Table of Contents

  1. We need an IDE that allows us to use both kinds of languages. Q: Do we need a seamless transition between both types of development? Q: How much is that worth? 

  2. DI means Design Intent 

  3. Every language can be interpreted. The emphasis has been on twisting syntax to allow easier compilation. 

  4. Again, Ohm (a better PEG) could be used to graft these ideas onto existing languages. 

  5. found on *nix. 

  6. I advocate that Optimization be considered and programmed separately, instead of being tangled up with Design. 

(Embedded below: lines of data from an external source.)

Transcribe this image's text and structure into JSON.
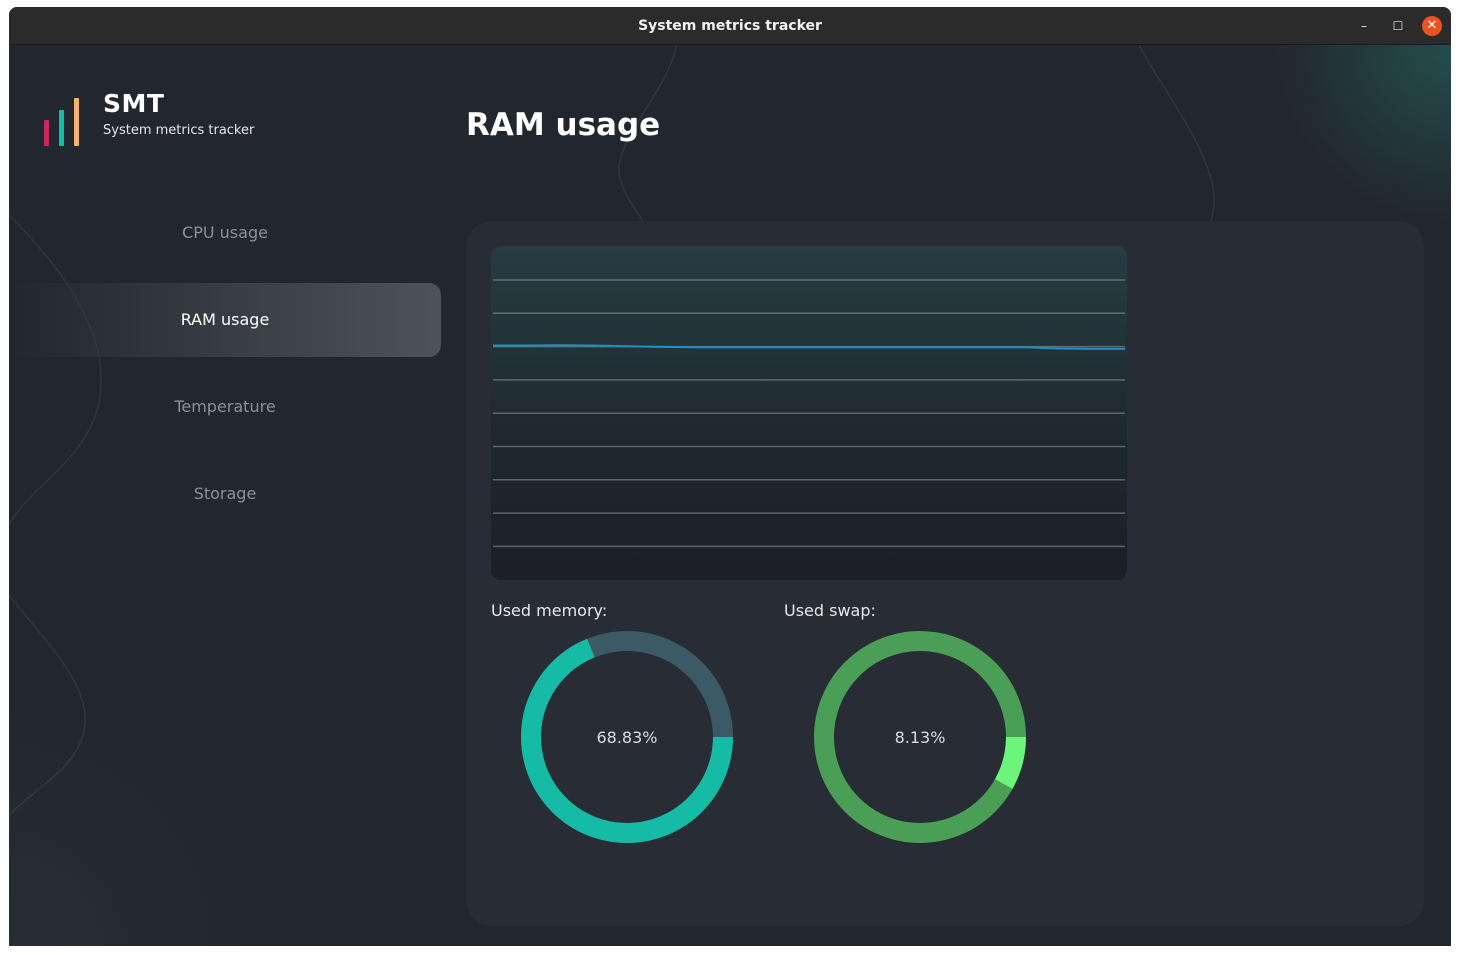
{
  "window": {
    "title": "System metrics tracker",
    "controls": {
      "minimize": "–",
      "maximize": "☐",
      "close": "✕"
    }
  },
  "sidebar": {
    "brand": {
      "name": "SMT",
      "subtitle": "System metrics tracker",
      "bar_colors": [
        "#c8285a",
        "#16bba6",
        "#f5b36a"
      ]
    },
    "items": [
      {
        "label": "CPU usage",
        "active": false
      },
      {
        "label": "RAM usage",
        "active": true
      },
      {
        "label": "Temperature",
        "active": false
      },
      {
        "label": "Storage",
        "active": false
      }
    ]
  },
  "main": {
    "page_title": "RAM usage",
    "graph": {
      "grid_lines": 9,
      "line_color": "#1f8fc8",
      "series_level_fraction": [
        0.702,
        0.702,
        0.703,
        0.702,
        0.7,
        0.698,
        0.697,
        0.697,
        0.697,
        0.697,
        0.697,
        0.697,
        0.697,
        0.697,
        0.697,
        0.697,
        0.697,
        0.693,
        0.692,
        0.692
      ]
    },
    "used_memory": {
      "label": "Used memory:",
      "value_text": "68.83%",
      "percent": 68.83,
      "fill_color": "#16bba6",
      "track_color": "#3b5a66"
    },
    "used_swap": {
      "label": "Used swap:",
      "value_text": "8.13%",
      "percent": 8.13,
      "fill_color": "#6cf57a",
      "track_color": "#4a9e55"
    }
  }
}
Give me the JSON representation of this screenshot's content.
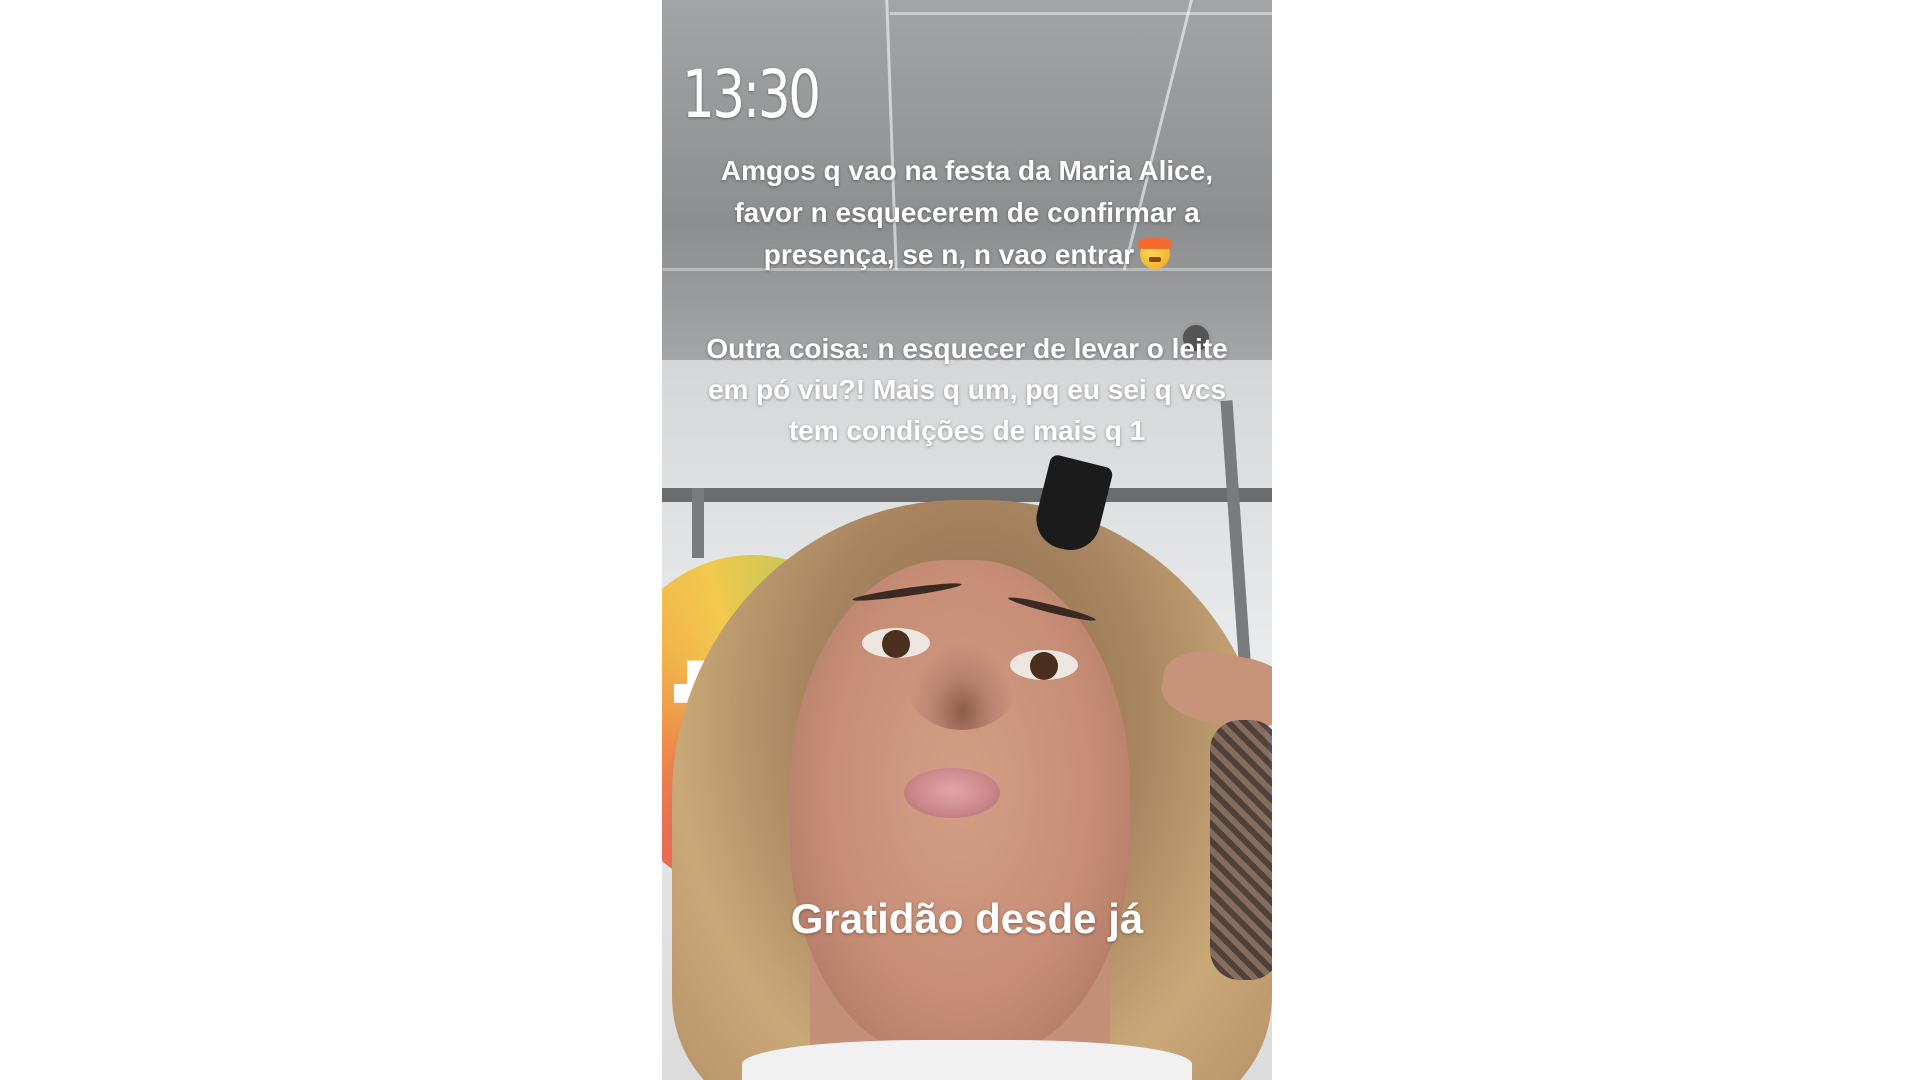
{
  "story": {
    "time": "13:30",
    "message_1": "Amgos q vao na festa da Maria Alice, favor n esquecerem de confirmar a presença, se n, n vao entrar",
    "message_1_emoji": "exploding-head-emoji",
    "message_2": "Outra coisa: n esquecer de levar o leite em pó viu?! Mais q um, pq eu sei q vcs tem condições de mais q 1",
    "caption": "Gratidão desde já"
  },
  "colors": {
    "page_background": "#ffffff",
    "text": "#ffffff"
  }
}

  7. IMO: I would not handcuff myself with Rust. I advocate (1) creating a Design (i.e. MVP), then (2) optimizing the hell out of the very few places that actually need it. I want a language that protects me from silly mistakes during (1) and then I want a language that gets out of my way during (2). If I never have to spend effort on (2), all the better. The key is to realize that you can’t do (1) and (2) at the same time, one or the other suffers. The biggest “win”, IMO, is to allow oneself to create (1) in a concurrent paradigm. 

  8. The only dataless programming language that I know of is S/SL (not to be confused with SSL). 

  9. Note that a piepine of functions is not the same as a *nix pipeline 

  10. My current favorite PEG language is Ohm-JS. The question of “Why?” is addressed in other notes (see TOC). 

  11. See Rob Pike’s Concurrency is not Parallelism